When I was 17, I sold my first short story to a magazine called Personal Computing, which had just started featuring a new columnist named Bill Gates. They paid me $200, and I thought, “This is it. I’ve arrived!” But no one heralded that I’d broken into print. It took me over two years to get another short story published, I was paid in contributor copies, and I now have enough magazines in the basement to sink a battleship. Every week I’d send out flotillas of manila envelopes with return envelopes inside and occasionally scored a hit. I started writing poems and essays and the occasional review. I still have copies of the old British magazine Punch, where I published humor pieces.
In fact, my life has been more concerned with reading and writing than with fascinating incidents. After college, I got my Ph.D. in literature, snared a job at the University of Mississippi, and ended up running the MFA program in creative writing there. I got married to a New York-based magazine journalist and had a son (all three of us write and really should collaborate one day).
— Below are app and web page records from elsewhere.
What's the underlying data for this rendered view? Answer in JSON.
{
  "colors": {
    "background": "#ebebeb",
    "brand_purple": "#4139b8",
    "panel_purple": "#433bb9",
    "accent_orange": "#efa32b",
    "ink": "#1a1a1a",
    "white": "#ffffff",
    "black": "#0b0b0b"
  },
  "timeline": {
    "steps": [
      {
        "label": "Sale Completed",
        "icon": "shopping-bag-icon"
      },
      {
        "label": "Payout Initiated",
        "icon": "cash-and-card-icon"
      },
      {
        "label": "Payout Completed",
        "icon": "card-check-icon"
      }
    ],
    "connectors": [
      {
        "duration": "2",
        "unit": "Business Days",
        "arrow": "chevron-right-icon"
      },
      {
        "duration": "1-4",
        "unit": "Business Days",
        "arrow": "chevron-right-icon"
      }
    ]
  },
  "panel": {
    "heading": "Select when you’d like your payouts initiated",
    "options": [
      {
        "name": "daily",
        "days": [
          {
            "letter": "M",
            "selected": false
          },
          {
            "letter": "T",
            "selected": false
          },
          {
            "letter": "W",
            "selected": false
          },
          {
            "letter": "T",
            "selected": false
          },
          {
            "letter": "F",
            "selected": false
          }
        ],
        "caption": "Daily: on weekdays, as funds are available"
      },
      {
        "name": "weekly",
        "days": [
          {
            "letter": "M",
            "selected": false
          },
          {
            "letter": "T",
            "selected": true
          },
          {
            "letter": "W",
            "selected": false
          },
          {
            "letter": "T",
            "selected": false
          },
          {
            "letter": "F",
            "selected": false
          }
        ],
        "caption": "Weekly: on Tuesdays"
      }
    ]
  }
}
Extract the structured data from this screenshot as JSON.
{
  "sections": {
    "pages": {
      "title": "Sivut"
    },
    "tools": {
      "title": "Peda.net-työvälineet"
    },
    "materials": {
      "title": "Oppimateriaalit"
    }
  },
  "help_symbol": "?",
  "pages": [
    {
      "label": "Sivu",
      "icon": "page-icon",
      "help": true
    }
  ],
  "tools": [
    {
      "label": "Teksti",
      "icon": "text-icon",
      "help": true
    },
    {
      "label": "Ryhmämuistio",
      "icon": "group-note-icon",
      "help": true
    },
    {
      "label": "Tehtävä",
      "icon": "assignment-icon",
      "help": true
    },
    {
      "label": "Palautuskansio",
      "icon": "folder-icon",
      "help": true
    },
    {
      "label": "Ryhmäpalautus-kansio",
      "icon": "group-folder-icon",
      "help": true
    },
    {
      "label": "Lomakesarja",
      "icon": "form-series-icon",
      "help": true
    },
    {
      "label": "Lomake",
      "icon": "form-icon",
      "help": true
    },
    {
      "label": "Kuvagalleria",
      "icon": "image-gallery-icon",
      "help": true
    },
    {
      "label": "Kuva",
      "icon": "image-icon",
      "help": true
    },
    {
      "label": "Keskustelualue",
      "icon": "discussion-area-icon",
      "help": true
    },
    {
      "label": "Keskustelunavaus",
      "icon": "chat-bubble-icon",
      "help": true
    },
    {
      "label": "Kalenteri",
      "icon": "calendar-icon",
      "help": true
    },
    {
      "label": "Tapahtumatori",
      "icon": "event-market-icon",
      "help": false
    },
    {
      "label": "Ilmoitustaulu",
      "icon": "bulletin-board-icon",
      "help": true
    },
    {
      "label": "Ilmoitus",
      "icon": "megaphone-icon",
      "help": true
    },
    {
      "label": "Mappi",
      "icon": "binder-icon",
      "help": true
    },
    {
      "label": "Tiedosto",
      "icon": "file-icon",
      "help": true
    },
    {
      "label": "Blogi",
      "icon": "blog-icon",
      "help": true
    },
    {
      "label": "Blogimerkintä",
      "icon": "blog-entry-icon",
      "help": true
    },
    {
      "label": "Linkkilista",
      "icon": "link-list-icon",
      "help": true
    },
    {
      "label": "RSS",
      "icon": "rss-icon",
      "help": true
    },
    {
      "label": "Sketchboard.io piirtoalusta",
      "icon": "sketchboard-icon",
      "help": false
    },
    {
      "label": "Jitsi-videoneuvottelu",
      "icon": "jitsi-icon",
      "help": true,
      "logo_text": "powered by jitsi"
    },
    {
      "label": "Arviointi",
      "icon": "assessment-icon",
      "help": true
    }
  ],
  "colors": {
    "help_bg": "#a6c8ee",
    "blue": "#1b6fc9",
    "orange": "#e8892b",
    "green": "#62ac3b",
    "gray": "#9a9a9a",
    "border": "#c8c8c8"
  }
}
My first novel, Flesh, about a sexual obsession that gets out of hand in a small Southern town, got a half-page write-up in the New York Times Book Review and was translated into Russian. My second, Turning Japanese, concerned an American expat who becomes more Japanese than the Japanese when he returns home, and it seems to have acquired a cult readership in Osaka. My third, How to Cope with Suburban Stress, focused on how a dangerous pedophile upends the lives of an already unhappy family. It was a Book Sense choice, was named by Kirkus as one of the year’s 30 Best Books, and got optioned for a film. I’ve also published children’s books with William Morrow and Random House, as well as the short story collection Laugh Track from the University Press of Mississippi and My Date with Neanderthal Woman, winner of Dzanc’s inaugural short story collection award.
My first book of poems was called Flaws, whose subjects range from the arc of a crop-duster to speculations on Freud’s wife. My flash fiction handbook, Brevity, from Columbia University Press, outlines how best to make use of 1,000 words, whether in a vignette or a dialogue or a what-if setup.
I’ve also written over two hundred short stories for magazines ranging from the Czech Continental Review to the Canadian Prism International and the American Shenandoah. My essays and reviews have appeared in The New York Times, Newsday, Self, Cosmopolitan, The Village Voice, Twentieth Century Literature, and many other places. I call myself a shameless eclectic and am proud of that label.
My awards include a Fulbright fellowship, a Henfield Foundation grant, a Writers Exchange award from Poets & Writers, and a Mississippi Arts Council grant, as well as residencies at Yaddo, Ragdale, Virginia Center for Creative Arts, and the Millay Colony. I’m now a professor of English and creative writing program director at Montclair State University. And I’m the editor in chief of Vestal Review, the longest-running flash fiction magazine on the planet. My most recent honors include having one of my stories performed at Symphony Space in New York and winning the ALSCW Meringoff Fiction Prize. You can see some of my work and my author profile at www.davidgalef.com.
Where I Went Wrong will be my fourth published novel, this one about a sad-sack guy from New Jersey, looking further and further back on his life and trying to figure out where he messed up. I try to take a different direction in every book I write. I love trying on new hats, different roles, and alternate existences. My life? As F. Scott Fitzgerald once wrote, “There never was a good biography of a novelist. There couldn’t be. He is too many people, if he’s any good.”